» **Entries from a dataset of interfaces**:
^^^^^^^^^^^^^^^^
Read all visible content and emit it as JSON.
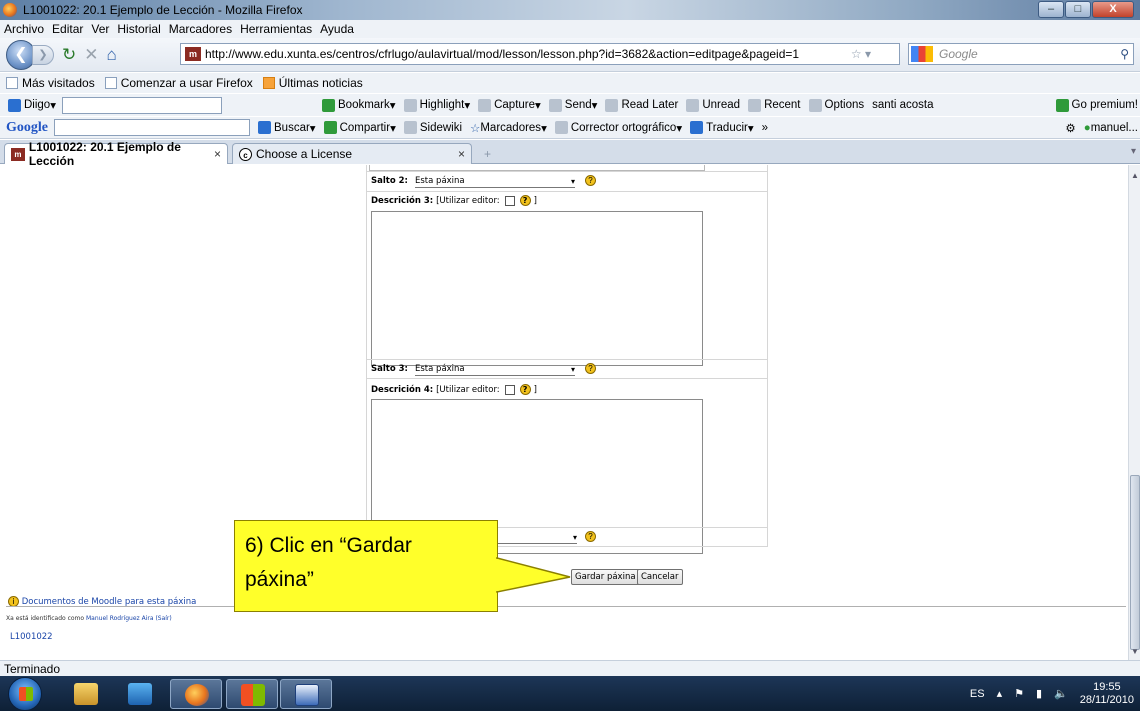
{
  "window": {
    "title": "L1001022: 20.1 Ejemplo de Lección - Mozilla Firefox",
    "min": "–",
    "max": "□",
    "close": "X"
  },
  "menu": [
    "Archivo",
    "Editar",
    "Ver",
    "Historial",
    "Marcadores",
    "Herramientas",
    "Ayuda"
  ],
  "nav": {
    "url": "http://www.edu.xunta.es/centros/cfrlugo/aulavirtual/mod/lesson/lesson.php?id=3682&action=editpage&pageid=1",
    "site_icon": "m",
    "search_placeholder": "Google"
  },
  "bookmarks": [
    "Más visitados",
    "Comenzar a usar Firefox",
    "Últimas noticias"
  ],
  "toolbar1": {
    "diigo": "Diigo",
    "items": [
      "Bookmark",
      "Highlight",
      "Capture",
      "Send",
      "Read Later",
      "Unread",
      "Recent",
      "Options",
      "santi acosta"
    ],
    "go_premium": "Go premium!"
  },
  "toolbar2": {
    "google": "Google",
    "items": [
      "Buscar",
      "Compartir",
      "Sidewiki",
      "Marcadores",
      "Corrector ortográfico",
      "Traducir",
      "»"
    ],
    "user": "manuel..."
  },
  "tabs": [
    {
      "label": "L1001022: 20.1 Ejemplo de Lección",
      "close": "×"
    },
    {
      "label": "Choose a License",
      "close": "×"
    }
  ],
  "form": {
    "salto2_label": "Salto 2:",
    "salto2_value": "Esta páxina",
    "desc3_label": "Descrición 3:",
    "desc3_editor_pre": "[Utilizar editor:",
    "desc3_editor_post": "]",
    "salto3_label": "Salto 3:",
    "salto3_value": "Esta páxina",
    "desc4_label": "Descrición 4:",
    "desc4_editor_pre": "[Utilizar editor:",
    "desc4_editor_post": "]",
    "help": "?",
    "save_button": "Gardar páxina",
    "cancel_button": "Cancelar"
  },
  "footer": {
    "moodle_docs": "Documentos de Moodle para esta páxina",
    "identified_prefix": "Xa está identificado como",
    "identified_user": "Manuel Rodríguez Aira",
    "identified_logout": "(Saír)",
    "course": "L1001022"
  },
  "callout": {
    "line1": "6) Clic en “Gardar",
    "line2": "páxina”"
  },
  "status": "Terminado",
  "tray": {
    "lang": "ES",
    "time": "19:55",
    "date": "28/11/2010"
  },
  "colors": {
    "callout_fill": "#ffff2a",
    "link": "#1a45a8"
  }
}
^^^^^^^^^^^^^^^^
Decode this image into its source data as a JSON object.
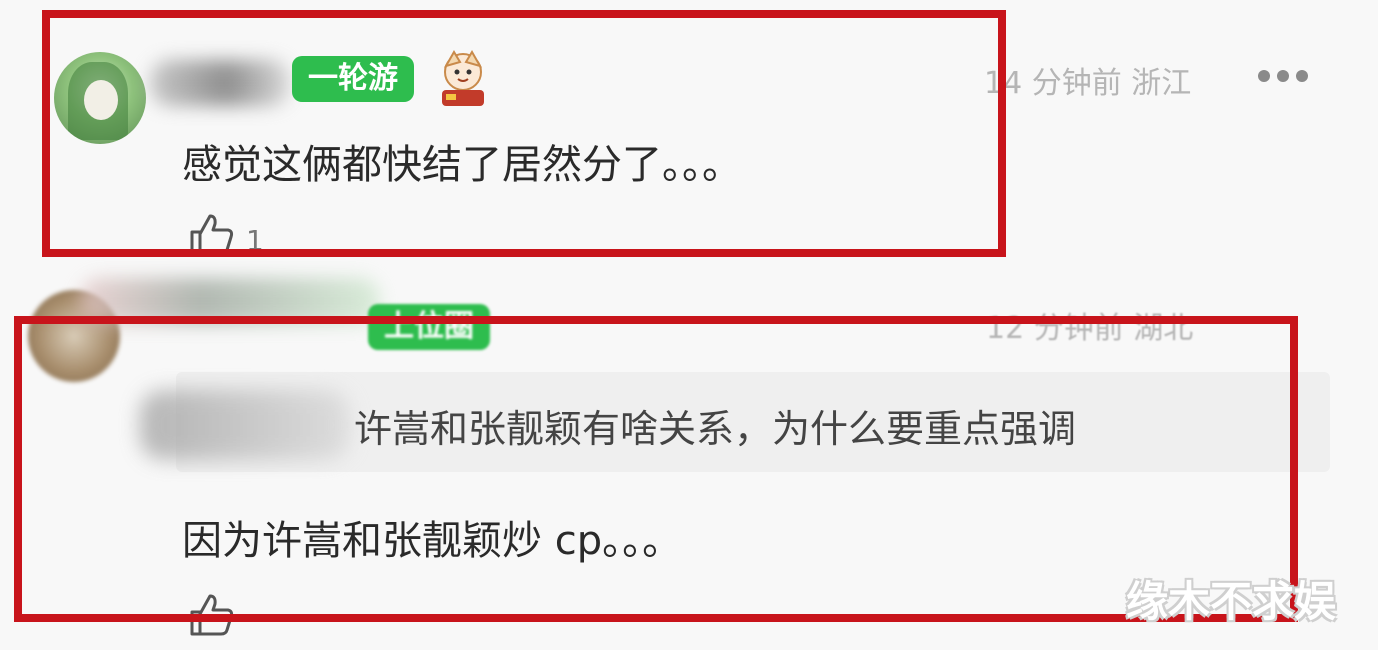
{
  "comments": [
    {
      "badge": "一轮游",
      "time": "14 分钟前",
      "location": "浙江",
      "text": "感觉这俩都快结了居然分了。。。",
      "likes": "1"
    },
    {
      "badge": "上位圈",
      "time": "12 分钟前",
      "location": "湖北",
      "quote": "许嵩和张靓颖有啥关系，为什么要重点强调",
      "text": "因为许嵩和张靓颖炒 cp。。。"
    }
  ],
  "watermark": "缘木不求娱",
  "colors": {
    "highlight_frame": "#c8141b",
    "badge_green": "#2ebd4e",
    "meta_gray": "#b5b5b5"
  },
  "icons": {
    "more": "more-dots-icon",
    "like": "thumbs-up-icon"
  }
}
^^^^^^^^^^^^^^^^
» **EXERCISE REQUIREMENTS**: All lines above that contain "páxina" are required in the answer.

» **WRITTEN RESPONSE**:
    "salto2_value": "Esta páxina",
    "salto3_value": "Esta páxina",
    "save_button": "Gardar páxina",
    "moodle_docs": "Documentos de Moodle para esta páxina",
    "line2": "páxina”"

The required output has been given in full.